**What is needed**: Each line below must be written out exactly as shown.

**Page and application data records**:
-=-=-=-=-

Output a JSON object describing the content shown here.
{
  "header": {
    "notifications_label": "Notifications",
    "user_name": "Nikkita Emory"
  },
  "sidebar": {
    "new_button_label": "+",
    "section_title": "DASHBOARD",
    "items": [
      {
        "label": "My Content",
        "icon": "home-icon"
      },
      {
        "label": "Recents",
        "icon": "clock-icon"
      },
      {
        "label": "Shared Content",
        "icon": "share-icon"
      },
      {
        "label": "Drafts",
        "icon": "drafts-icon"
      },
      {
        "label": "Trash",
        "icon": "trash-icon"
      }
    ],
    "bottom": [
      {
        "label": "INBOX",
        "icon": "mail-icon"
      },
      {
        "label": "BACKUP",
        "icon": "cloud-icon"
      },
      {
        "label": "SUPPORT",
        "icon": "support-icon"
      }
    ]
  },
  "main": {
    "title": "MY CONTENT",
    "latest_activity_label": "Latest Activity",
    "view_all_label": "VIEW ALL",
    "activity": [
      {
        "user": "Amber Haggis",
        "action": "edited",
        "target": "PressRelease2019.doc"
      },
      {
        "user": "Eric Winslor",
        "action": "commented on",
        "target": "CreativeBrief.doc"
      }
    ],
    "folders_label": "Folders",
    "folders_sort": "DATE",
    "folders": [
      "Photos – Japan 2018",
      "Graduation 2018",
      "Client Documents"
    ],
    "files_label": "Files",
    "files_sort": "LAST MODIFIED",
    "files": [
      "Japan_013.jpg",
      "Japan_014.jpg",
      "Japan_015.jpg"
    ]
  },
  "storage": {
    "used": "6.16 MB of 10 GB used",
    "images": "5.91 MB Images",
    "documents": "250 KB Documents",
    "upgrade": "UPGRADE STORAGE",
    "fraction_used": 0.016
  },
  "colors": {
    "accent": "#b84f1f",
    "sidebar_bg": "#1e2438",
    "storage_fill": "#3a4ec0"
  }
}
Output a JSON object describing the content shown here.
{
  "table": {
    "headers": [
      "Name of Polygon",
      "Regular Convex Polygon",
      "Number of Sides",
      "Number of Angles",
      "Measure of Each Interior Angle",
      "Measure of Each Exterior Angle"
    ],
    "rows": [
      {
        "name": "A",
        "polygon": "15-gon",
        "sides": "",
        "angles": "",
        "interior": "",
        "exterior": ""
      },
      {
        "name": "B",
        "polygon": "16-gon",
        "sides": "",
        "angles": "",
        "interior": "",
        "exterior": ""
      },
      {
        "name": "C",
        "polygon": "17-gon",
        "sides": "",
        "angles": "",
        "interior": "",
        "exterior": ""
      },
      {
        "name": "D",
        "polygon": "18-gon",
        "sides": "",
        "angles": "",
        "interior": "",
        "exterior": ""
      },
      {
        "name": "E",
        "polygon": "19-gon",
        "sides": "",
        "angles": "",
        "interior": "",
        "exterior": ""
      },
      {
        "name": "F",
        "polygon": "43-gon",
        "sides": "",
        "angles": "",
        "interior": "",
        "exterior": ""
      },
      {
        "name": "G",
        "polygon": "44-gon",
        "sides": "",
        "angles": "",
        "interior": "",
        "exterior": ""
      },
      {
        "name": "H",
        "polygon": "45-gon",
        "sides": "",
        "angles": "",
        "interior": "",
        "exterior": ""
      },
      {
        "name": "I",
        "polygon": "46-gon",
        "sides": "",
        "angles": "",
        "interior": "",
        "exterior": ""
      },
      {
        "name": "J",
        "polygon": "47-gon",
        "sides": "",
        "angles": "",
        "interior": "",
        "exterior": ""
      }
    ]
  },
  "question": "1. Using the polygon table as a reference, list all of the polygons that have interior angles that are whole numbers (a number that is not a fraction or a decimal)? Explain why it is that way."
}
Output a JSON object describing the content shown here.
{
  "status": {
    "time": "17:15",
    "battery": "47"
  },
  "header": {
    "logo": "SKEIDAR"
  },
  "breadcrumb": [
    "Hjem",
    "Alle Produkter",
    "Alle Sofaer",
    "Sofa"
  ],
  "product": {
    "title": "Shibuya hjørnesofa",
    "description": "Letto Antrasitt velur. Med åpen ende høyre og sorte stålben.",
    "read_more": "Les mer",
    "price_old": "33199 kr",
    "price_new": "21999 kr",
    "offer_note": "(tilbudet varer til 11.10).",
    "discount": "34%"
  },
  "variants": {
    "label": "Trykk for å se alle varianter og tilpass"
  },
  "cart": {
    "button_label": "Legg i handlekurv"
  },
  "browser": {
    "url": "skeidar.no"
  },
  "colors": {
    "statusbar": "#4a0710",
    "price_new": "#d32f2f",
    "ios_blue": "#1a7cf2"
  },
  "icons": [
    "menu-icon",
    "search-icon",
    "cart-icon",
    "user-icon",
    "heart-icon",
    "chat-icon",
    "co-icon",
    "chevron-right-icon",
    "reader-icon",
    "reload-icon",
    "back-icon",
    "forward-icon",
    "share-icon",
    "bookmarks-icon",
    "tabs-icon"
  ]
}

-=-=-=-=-

**Your response**:
Output a JSON object describing the content shown here.
{
  "header": {
    "notifications_label": "Notifications",
    "user_name": "Nikkita Emory"
  },
  "sidebar": {
    "new_button_label": "+",
    "section_title": "DASHBOARD",
    "items": [
      {
        "label": "My Content",
        "icon": "home-icon"
      },
      {
        "label": "Recents",
        "icon": "clock-icon"
      },
      {
        "label": "Shared Content",
        "icon": "share-icon"
      },
      {
        "label": "Drafts",
        "icon": "drafts-icon"
      },
      {
        "label": "Trash",
        "icon": "trash-icon"
      }
    ],
    "bottom": [
      {
        "label": "INBOX",
        "icon": "mail-icon"
      },
      {
        "label": "BACKUP",
        "icon": "cloud-icon"
      },
      {
        "label": "SUPPORT",
        "icon": "support-icon"
      }
    ]
  },
  "main": {
    "title": "MY CONTENT",
    "latest_activity_label": "Latest Activity",
    "view_all_label": "VIEW ALL",
    "activity": [
      {
        "user": "Amber Haggis",
        "action": "edited",
        "target": "PressRelease2019.doc"
      },
      {
        "user": "Eric Winslor",
        "action": "commented on",
        "target": "CreativeBrief.doc"
      }
    ],
    "folders_label": "Folders",
    "folders_sort": "DATE",
    "folders": [
      "Photos – Japan 2018",
      "Graduation 2018",
      "Client Documents"
    ],
    "files_label": "Files",
    "files_sort": "LAST MODIFIED",
    "files": [
      "Japan_013.jpg",
      "Japan_014.jpg",
      "Japan_015.jpg"
    ]
  },
  "storage": {
    "used": "6.16 MB of 10 GB used",
    "images": "5.91 MB Images",
    "documents": "250 KB Documents",
    "upgrade": "UPGRADE STORAGE",
    "fraction_used": 0.016
  },
  "colors": {
    "accent": "#b84f1f",
    "sidebar_bg": "#1e2438",
    "storage_fill": "#3a4ec0"
  }
}
Output a JSON object describing the content shown here.
{
  "table": {
    "headers": [
      "Name of Polygon",
      "Regular Convex Polygon",
      "Number of Sides",
      "Number of Angles",
      "Measure of Each Interior Angle",
      "Measure of Each Exterior Angle"
    ],
    "rows": [
      {
        "name": "A",
        "polygon": "15-gon",
        "sides": "",
        "angles": "",
        "interior": "",
        "exterior": ""
      },
      {
        "name": "B",
        "polygon": "16-gon",
        "sides": "",
        "angles": "",
        "interior": "",
        "exterior": ""
      },
      {
        "name": "C",
        "polygon": "17-gon",
        "sides": "",
        "angles": "",
        "interior": "",
        "exterior": ""
      },
      {
        "name": "D",
        "polygon": "18-gon",
        "sides": "",
        "angles": "",
        "interior": "",
        "exterior": ""
      },
      {
        "name": "E",
        "polygon": "19-gon",
        "sides": "",
        "angles": "",
        "interior": "",
        "exterior": ""
      },
      {
        "name": "F",
        "polygon": "43-gon",
        "sides": "",
        "angles": "",
        "interior": "",
        "exterior": ""
      },
      {
        "name": "G",
        "polygon": "44-gon",
        "sides": "",
        "angles": "",
        "interior": "",
        "exterior": ""
      },
      {
        "name": "H",
        "polygon": "45-gon",
        "sides": "",
        "angles": "",
        "interior": "",
        "exterior": ""
      },
      {
        "name": "I",
        "polygon": "46-gon",
        "sides": "",
        "angles": "",
        "interior": "",
        "exterior": ""
      },
      {
        "name": "J",
        "polygon": "47-gon",
        "sides": "",
        "angles": "",
        "interior": "",
        "exterior": ""
      }
    ]
  },
  "question": "1. Using the polygon table as a reference, list all of the polygons that have interior angles that are whole numbers (a number that is not a fraction or a decimal)? Explain why it is that way."
}
Output a JSON object describing the content shown here.
{
  "status": {
    "time": "17:15",
    "battery": "47"
  },
  "header": {
    "logo": "SKEIDAR"
  },
  "breadcrumb": [
    "Hjem",
    "Alle Produkter",
    "Alle Sofaer",
    "Sofa"
  ],
  "product": {
    "title": "Shibuya hjørnesofa",
    "description": "Letto Antrasitt velur. Med åpen ende høyre og sorte stålben.",
    "read_more": "Les mer",
    "price_old": "33199 kr",
    "price_new": "21999 kr",
    "offer_note": "(tilbudet varer til 11.10).",
    "discount": "34%"
  },
  "variants": {
    "label": "Trykk for å se alle varianter og tilpass"
  },
  "cart": {
    "button_label": "Legg i handlekurv"
  },
  "browser": {
    "url": "skeidar.no"
  },
  "colors": {
    "statusbar": "#4a0710",
    "price_new": "#d32f2f",
    "ios_blue": "#1a7cf2"
  },
  "icons": [
    "menu-icon",
    "search-icon",
    "cart-icon",
    "user-icon",
    "heart-icon",
    "chat-icon",
    "co-icon",
    "chevron-right-icon",
    "reader-icon",
    "reload-icon",
    "back-icon",
    "forward-icon",
    "share-icon",
    "bookmarks-icon",
    "tabs-icon"
  ]
}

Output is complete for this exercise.